Bad idea. The sprinkles turned into “rain” before we were within two blocks of the hotel, and was so heavy just a few minutes later that it was difficult to see where we were walking. Yes, once again, we were drenched when we walked through the hotel doors. (And I’m sure the door man was snickering.)

You’ll be glad to know that we DID NOT walk to the party we attended earlier this evening. With TWO pairs of shoes – each – still drying, my companions and I thought we’d take good care of our remaining shoes, keep them dry for tomorrow. Wish us luck – we’re expecting rain AM, PM, and “evening.”

The World Social Forum in Belem, Brazil

Thursday, January 29th, 2009


I’m here in Belem, Brazil for the World Social Forum (WSF): with four of my graduate students (in marketing, natural resource economics, and sociology, as well as political science) to study collaboration and networking among members of transnational movements, especially those concerned with the rights of indigenous peoples and the environment. We were actually interviewed today on our research by a reporter from an Argentinian radio station. Considering she hardly had to restate our comments – all in Spanish – for the (radio) audience, I think we did pretty well.


We are getting really comfortable here in the city and can navigate our environs fairly well, depending on our feet for much of our travel, and taxis for the rest. The forum kicked off two days ago with a march: (we’d hoped to VIEW, not PARATICIPATE IN) that we ended up joining in a DOWNPOUR! Honestly, the quickest route back from the docks to our hotel was along the “parade route,” so we fell in with members of various Brazillian political parties and group of gay and lesbian activists. Without umbrellas or Amazon-proof ponchos, we were soaked to the skin when we returned to the hotel. Those who wore sneakers for the event are STILL waiting for them to dry!
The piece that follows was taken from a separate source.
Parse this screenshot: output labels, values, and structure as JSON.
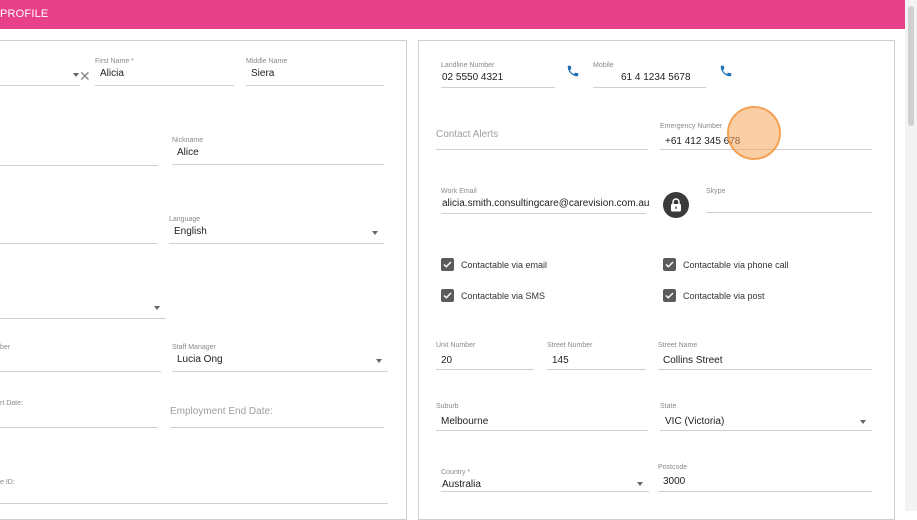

Yesterday was cultural day and we took our time scouting out the city’s historical sites – including palaces/museums, a fort, river front markets, and an upscale mall – and learning about some of the region’s indigenous peoples. Today is when we really moved into gear with respect to our research. Following a visit to the botanical gardens, we spent the day out at ONE of the forum venues – the “rural” campus, where most of the “whole earth festival – like” activities are being held AND 10s of thousands are camping!! Unbelievable. There is NO WAY I could have camped here in the tropics, especially when it would have required using an outhouse and “showering” in the daily rain.


Anyway, the vibe was chaotic. One of my students suggested “burning man in Amazonia,” if that gives you an idea. SO MANY people. We tried to walk/hike from the botanic gardens (a block size Amazon jungle IN the city) to the university, which is AT the edge of the rainforest, but it was ALL uphill and A LOT further than we thought. We ended up on a bus; thank goodness, Jingjing grew up in China and quickly figured out the cost, rules for getting on/off, etc. Once there, we joined throngs of people headed into the university for various events. Along the way, were vendors, tribal families painting native designs, people doing braids, etc., native dancers, small children in just “thongs” sleeping on the ground, etc. We fell in with Marxists and feminists from “here,” France, and parts of Africa.


What was interesting is that, in contrast to the participants we chatted with on the way here (many WSF folks shared one or more of our three flights here), everyone we met today was interested in environmental protection, if not actually a member of a relevant activist group. Until today, we’d engaged mostly with labor union reps and activists concernd with workers’ rights generally, some in the context of slavery, understood as agricultural debt.


Our preseantations are tomorrow and the next day – on the role that academics can play as activists for social justice, broadly understood – at venues on the main campus. Although it appears to be further from where we’re staying, we’ve heard it’s more urban. Perhaps that means more shelter from the rain, less mud, easier transport there and back??